[EXERCISE AIM]:
Look through the listing and locate every line containing the word "namnlöst"; copy those lines.

[SUPPLIED MATERIAL]:
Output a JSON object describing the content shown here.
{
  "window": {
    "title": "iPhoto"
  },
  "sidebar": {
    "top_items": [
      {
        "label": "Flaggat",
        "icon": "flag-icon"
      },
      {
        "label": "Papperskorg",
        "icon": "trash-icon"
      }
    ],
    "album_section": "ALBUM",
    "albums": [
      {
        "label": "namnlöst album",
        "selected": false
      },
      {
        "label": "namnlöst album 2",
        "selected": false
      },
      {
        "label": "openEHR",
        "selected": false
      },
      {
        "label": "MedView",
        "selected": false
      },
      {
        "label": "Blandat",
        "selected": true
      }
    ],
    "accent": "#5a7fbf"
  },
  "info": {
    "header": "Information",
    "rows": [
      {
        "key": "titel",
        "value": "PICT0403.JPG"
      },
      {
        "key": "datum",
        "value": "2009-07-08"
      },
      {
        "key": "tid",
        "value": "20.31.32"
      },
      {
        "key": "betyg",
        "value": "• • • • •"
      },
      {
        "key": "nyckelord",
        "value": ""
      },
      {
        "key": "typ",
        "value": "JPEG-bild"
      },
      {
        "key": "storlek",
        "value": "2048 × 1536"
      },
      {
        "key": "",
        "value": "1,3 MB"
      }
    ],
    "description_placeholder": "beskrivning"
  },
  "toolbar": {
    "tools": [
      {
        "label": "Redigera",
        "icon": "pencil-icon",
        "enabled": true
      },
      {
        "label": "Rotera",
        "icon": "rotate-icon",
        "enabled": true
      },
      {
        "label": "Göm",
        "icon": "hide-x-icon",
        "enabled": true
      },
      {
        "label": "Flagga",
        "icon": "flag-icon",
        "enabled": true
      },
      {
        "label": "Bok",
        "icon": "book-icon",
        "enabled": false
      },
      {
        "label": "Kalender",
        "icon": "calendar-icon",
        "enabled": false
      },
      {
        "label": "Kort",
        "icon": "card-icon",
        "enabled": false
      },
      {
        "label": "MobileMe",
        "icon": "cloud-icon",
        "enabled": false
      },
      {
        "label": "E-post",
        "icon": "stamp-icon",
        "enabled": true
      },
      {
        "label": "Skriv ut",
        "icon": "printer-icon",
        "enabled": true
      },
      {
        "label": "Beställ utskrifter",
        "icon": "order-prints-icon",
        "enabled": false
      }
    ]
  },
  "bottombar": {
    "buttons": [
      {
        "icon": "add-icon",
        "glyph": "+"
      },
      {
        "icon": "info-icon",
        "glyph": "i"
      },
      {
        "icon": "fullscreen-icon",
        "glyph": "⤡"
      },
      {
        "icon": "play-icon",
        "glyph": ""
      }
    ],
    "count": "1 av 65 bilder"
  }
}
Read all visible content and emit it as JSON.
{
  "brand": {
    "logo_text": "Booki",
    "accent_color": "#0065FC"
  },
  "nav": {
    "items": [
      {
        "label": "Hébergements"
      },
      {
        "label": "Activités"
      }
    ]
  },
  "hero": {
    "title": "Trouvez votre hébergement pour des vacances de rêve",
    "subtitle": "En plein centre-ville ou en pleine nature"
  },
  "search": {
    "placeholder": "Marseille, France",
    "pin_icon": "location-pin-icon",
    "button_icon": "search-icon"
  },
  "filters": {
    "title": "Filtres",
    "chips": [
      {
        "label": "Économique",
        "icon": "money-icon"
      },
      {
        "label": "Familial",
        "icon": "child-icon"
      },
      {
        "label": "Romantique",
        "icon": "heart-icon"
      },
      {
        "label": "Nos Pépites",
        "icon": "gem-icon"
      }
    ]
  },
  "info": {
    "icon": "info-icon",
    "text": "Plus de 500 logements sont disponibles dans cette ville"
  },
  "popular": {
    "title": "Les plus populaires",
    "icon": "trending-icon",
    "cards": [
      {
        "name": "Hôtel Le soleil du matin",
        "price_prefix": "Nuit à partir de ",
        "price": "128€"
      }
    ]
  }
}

[OUTPUT FOR THIS TASK]:
        "label": "namnlöst album",
        "label": "namnlöst album 2",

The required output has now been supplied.